Excerpted records section start

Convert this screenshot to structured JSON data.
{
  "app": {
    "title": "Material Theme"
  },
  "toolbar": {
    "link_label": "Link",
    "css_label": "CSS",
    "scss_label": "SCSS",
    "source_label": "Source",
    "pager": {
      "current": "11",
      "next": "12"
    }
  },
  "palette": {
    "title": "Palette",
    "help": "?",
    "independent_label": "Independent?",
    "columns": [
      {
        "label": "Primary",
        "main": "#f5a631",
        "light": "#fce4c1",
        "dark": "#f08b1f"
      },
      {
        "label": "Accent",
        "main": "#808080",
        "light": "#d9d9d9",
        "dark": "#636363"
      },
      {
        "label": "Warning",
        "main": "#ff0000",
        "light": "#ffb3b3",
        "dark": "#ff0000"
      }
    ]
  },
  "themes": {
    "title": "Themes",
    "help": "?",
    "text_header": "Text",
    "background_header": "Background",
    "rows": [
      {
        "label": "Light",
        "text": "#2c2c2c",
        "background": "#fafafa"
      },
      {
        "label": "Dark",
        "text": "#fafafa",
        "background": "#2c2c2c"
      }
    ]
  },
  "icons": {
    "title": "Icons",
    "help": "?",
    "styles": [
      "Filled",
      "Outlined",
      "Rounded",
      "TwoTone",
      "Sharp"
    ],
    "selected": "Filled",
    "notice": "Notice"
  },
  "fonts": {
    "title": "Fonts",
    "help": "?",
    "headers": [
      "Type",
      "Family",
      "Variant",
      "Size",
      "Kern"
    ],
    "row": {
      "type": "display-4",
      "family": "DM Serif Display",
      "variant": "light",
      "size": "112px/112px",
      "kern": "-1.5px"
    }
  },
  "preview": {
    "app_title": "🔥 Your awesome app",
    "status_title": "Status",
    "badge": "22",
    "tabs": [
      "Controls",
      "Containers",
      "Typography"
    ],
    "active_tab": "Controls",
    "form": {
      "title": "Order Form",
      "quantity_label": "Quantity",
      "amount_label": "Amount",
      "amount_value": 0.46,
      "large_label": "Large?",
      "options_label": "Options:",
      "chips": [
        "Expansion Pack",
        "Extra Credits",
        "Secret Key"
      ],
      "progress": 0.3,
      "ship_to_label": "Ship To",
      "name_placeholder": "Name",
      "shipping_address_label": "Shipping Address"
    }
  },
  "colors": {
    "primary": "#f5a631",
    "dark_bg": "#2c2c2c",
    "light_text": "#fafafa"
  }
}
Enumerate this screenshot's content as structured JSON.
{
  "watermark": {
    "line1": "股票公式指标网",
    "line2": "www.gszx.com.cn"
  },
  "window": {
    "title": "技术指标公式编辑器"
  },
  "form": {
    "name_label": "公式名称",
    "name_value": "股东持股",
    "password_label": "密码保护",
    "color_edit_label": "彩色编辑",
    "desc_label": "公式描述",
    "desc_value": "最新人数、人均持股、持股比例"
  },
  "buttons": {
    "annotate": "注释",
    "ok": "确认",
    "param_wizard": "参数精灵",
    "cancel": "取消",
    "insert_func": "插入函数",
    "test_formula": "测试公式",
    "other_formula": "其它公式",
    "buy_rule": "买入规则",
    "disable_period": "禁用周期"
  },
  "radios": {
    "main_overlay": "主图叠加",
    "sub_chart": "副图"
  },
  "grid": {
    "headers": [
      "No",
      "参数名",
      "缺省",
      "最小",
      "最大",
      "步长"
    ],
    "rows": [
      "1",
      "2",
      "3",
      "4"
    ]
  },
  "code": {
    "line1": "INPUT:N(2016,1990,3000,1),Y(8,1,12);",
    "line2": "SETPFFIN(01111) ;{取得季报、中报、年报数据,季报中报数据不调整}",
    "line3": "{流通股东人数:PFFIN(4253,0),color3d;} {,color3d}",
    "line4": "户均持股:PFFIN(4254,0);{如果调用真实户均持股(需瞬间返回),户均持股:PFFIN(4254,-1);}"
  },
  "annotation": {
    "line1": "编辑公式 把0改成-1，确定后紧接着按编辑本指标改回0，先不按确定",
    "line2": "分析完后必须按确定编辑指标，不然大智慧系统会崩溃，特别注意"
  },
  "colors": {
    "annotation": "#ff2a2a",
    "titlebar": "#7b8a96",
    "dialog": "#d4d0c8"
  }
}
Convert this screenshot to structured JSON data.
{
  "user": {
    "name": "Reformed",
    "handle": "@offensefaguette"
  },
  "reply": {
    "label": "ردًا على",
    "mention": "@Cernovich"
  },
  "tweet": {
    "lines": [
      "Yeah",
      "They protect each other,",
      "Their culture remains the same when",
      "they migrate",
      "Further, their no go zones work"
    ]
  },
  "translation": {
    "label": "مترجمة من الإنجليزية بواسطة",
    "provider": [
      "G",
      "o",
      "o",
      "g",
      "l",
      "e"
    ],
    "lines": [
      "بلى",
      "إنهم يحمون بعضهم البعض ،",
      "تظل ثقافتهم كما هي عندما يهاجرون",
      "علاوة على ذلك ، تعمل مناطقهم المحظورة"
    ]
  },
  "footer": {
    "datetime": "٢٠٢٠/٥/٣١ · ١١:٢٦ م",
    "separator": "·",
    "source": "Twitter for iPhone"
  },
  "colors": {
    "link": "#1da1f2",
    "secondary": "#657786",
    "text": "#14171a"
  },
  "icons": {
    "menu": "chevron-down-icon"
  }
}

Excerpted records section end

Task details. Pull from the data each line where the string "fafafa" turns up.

Exercise solution.
        "background": "#fafafa"
        "text": "#fafafa",
    "light_text": "#fafafa"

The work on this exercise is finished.